Scapular Dyskinesis And The SICK scapula

Scapular Dyskinesis And The SICK scapula

What Is Scapula Dyskinesis

When discussing the shoulder joint scapulohumeral rhythm is a term referring to the coordinated movement between the scapula and humerus. The coordination of movement between the “socket” of the shoulder blade and the “ball” of the humerus (the upper arm bone) is vital for efficient, powerful and pain free movements of the upper limb. Without the coordination between the shoulder blade and arm, simple daily activities we take for granted such as hanging washing or throwing a ball, as well as common gym exercises involving overhead pushing and pulling activities such as the shoulder press, pull up, bench press, or push up are potentially at worst near impossible and at best lack power and fluidity. Coordinated scapulohumeral rhythm is important for full pain free shoulder movement, disruption to this rhythm through scapular dyskinesis can cause a syndrome referred to as a SICK scapula. In scapular dyskinesis the prefix “dys” a refers to “abnormal, or difficult” and kinesis refers to “motion,” so the term scapular dyskinesis indicates an abnormal moving shoulder blade. A SICK scapula is a common example of scapular dyskinesis we see in our Randwick physio practice.

Where the acronym S.I.C.K. stands for:

  • S – Scapula Malposition: which refers to the poor positioning of the shoulder blade.
  • I – Inferior Medial Border Prominence: referring to winging of the shoulder blade at the lower inside border closest to the spine.
  • C – Coracoid Pain and Malposition: Scapular pain at the front of the shoulder locating around the coracoid process and poor positioning of this process.
  • K – Kinesis Abnormalities of the Scapula: Abnormal shoulder blade movement associated with movement of the upper limb.

How Do You Spot A SICK scapula?

A SICK scapula is generally quite easy to spot when the arm is at rest. When viewed in standing from behind with the arms resting by the sides the shoulder on that side will appear lower referred to as “drooping”. And the lower inside border of the shoulder blade the side closest to the spine rather than hugging tightly to the rib cage, appears to be winging out away from the chest wall. Put simply, the SICK shoulder looks lower than the other side and appears as if you could slide your finger tips in-between the lower edge of the shoulder blade and the ribs. A SICK scapula can reduce glenohumeral joint stability, ultimately reducing the range of movement an individual has control over, reducing their functional strength. Left untreated a SICK scapula may develop into something more significant than simply visual asymmetry with accompanied mild strength or movement variations. In our Randwick sports physio practice we commonly see the SICK scapula presentation in our clients, particularly in throwing athletes and weight lifters, as well as in patients coming suffering with shoulder conditions including rotator cuff injuries, shoulder bursitis, shoulder impingement.

What Are The Causes That Lead To A Disruption In Normal Scapula Rhythm?

A SICK scapula can either result from previous injury, or painful conditions of the shoulder, or be itself a precursor to injury.

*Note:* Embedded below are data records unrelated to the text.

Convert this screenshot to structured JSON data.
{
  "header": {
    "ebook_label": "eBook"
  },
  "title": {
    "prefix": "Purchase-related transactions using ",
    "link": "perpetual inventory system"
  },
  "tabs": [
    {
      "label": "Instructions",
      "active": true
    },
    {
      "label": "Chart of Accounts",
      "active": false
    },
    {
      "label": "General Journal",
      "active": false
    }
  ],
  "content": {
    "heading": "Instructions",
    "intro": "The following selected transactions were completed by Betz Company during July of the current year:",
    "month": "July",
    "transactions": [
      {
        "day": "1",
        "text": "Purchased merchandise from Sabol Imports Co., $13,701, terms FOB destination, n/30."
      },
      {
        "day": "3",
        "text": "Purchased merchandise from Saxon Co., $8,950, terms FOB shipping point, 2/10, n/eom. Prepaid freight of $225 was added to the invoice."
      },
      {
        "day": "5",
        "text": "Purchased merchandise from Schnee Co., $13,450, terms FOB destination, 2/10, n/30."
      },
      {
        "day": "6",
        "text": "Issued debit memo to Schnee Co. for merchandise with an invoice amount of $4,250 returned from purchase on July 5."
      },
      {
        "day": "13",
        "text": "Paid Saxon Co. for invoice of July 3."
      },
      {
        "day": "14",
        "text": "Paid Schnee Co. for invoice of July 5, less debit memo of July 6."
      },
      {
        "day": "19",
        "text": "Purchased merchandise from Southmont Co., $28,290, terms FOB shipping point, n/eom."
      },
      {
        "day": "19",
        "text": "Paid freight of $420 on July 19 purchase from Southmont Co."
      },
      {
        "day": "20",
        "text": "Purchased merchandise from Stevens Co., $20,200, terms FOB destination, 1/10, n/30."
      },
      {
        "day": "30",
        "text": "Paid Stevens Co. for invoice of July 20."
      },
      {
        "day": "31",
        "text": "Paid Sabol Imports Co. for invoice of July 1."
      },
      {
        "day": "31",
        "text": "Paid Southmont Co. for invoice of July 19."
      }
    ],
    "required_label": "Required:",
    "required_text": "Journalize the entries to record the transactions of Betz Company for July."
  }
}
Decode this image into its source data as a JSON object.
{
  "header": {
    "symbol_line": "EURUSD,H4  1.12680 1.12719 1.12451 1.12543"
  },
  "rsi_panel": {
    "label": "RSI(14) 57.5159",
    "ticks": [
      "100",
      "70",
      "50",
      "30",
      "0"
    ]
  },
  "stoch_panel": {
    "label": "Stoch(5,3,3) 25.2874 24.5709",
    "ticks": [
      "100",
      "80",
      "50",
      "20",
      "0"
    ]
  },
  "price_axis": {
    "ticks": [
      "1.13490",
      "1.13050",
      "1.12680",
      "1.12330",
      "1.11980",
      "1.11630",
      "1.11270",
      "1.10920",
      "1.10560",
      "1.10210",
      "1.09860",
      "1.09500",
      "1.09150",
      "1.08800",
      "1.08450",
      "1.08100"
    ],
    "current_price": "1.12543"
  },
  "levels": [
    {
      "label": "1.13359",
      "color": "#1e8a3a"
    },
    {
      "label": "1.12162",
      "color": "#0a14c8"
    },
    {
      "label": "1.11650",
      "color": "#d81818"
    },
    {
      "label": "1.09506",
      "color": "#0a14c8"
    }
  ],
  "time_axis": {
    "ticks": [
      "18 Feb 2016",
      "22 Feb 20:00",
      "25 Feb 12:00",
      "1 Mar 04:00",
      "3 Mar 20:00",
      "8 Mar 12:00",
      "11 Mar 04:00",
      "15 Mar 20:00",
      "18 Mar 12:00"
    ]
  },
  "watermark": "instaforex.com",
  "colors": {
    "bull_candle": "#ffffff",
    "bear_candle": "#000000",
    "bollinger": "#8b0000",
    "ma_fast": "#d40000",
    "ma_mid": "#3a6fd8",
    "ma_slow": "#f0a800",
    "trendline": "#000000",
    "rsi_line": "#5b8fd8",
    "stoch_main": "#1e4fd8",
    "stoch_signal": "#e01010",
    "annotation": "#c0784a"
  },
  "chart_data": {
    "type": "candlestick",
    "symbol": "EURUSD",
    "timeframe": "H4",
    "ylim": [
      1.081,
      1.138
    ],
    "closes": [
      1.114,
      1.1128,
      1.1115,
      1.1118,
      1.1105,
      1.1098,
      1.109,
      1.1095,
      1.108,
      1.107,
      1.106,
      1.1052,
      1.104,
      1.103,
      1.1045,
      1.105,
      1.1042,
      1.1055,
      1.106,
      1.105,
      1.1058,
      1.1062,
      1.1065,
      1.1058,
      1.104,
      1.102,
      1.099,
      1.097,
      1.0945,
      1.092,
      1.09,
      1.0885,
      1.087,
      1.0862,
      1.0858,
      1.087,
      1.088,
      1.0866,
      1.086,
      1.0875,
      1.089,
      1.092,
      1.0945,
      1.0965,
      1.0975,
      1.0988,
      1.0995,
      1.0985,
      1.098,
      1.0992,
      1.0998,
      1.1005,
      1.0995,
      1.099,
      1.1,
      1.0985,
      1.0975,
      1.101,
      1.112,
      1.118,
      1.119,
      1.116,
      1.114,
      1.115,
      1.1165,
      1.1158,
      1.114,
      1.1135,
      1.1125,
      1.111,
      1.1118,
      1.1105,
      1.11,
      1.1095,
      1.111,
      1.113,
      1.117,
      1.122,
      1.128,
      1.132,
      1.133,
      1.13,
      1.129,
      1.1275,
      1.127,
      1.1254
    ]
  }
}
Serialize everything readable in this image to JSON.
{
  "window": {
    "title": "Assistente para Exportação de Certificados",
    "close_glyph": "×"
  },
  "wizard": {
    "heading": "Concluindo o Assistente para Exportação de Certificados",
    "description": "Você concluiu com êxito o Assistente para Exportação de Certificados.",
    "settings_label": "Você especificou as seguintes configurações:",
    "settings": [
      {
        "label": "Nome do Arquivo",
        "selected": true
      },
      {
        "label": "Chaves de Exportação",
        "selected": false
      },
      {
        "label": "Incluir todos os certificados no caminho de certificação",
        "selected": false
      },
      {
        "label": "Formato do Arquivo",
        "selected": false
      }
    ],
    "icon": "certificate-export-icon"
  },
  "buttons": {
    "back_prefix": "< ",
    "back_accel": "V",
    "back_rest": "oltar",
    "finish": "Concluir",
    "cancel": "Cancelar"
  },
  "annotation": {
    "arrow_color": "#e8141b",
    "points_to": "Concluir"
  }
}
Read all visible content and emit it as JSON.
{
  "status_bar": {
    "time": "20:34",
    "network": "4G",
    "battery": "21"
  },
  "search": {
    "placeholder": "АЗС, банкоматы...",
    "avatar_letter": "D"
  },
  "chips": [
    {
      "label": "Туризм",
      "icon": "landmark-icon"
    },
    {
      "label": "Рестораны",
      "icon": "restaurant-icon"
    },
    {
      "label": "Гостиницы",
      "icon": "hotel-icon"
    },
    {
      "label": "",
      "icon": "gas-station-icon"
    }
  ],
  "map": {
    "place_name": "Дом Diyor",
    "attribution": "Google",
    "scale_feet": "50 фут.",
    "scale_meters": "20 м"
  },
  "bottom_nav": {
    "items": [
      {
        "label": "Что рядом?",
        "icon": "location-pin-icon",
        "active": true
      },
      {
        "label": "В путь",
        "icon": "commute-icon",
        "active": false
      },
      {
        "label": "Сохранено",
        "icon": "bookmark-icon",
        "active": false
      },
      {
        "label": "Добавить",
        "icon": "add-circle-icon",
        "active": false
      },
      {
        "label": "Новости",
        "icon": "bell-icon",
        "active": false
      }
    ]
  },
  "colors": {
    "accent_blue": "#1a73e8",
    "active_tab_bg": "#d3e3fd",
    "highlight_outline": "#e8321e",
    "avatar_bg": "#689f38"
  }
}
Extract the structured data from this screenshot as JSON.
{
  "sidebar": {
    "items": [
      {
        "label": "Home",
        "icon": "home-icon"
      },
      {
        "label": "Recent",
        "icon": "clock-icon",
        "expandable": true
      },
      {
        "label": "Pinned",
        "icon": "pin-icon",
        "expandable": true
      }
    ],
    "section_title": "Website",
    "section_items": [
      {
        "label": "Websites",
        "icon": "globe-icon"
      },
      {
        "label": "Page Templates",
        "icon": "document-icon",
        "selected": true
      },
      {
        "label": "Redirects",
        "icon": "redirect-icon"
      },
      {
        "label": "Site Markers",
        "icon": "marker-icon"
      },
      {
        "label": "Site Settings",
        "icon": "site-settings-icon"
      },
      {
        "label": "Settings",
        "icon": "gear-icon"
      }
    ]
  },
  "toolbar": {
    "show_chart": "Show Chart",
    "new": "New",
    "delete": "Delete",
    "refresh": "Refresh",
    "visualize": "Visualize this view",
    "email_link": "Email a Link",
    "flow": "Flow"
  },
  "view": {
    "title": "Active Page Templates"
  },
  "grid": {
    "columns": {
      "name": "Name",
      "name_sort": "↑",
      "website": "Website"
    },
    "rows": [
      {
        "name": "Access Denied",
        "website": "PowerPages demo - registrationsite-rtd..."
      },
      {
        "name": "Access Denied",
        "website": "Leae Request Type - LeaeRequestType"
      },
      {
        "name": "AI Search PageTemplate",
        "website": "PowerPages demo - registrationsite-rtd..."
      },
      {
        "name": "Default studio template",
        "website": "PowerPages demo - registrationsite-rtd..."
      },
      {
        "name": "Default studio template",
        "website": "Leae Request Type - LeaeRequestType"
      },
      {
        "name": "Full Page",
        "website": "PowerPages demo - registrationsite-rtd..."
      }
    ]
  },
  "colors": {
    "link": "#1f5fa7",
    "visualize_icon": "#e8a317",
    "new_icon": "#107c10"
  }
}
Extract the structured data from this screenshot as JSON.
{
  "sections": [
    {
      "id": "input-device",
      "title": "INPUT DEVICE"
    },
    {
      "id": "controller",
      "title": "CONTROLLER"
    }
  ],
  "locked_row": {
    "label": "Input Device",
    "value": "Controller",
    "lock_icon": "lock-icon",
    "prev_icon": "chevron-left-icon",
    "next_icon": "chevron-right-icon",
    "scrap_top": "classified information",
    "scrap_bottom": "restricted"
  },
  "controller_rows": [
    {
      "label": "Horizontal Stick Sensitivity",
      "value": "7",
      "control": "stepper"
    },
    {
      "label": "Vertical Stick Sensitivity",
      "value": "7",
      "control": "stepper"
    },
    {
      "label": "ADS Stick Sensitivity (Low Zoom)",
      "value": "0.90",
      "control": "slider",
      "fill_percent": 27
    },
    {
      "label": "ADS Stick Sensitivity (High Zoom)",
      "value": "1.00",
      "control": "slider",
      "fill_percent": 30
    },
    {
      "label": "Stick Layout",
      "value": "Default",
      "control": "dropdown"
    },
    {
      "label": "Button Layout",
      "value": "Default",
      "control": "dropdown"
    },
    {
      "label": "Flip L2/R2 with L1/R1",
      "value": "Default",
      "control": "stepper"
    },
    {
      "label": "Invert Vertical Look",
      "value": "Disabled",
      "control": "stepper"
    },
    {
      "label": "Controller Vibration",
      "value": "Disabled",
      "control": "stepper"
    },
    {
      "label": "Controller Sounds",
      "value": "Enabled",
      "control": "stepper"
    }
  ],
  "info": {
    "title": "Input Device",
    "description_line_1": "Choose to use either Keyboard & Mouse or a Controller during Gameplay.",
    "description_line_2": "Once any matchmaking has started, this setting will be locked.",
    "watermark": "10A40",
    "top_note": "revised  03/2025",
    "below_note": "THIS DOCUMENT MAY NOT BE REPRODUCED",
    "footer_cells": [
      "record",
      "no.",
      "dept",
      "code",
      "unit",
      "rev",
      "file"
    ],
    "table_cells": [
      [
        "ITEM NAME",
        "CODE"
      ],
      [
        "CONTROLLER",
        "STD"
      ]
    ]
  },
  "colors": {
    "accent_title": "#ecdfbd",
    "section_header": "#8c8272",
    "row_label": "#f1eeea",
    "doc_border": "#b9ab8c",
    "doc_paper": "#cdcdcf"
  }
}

The presence of a SICK scapula is fairly common in individuals who are repetitively performing strenuous above head activities. This could be in sporting situations for example tennis players, baseball pitchers, cricket bowlers, as well as in work settings such as painters, electricians and builders. The shoulder is no different to other systems and machines where all parts of the system must work together perfectly for smooth operation. Where muscles of the shoulder blade and shoulder must work together perfectly for optimal function. Tightness, weakness, imbalances, or instability any where within the “machine” can lead to both impaired shoulder function as well as an increase risk of injury and/or the onset of pain. As mentioned above the repetitive performance of overhead activities such as freestyle swimming, throwing a ball, or a tennis serve… can potentially create this exact situation. Repetitive throwing, or hitting actions can cause adaptive soft tissue changes over time, where certain muscles preferentially strengthen while other tissues tighten in an unbalanced fashion, leading to an equally unbalanced “machine”. The classic athletes we see with a SICK scapula at our Randwick physio practice include individuals heavily involved in swimming, weight lifting, as well as throwing or hitting sports. If you suspect you have a SICK scapula, or are experiencing shoulder pain that you suspect may be the result of some form of altered scapula rhythm then book in to see one of our physios. We can assess your shoulder and help you understand the root cause of your complaint, creating a treatment plan to get you back to your best again.
Disclaimer: The Movement Centre provides this information as an educational service. The information contained on this website and in this blog is not intended to serve as or replace actual medical advice. Anyone seeking specific advice or assistance should consult their local Randwick Physio, general practitioner, medical specialist, or otherwise appropriately skilled practitioner.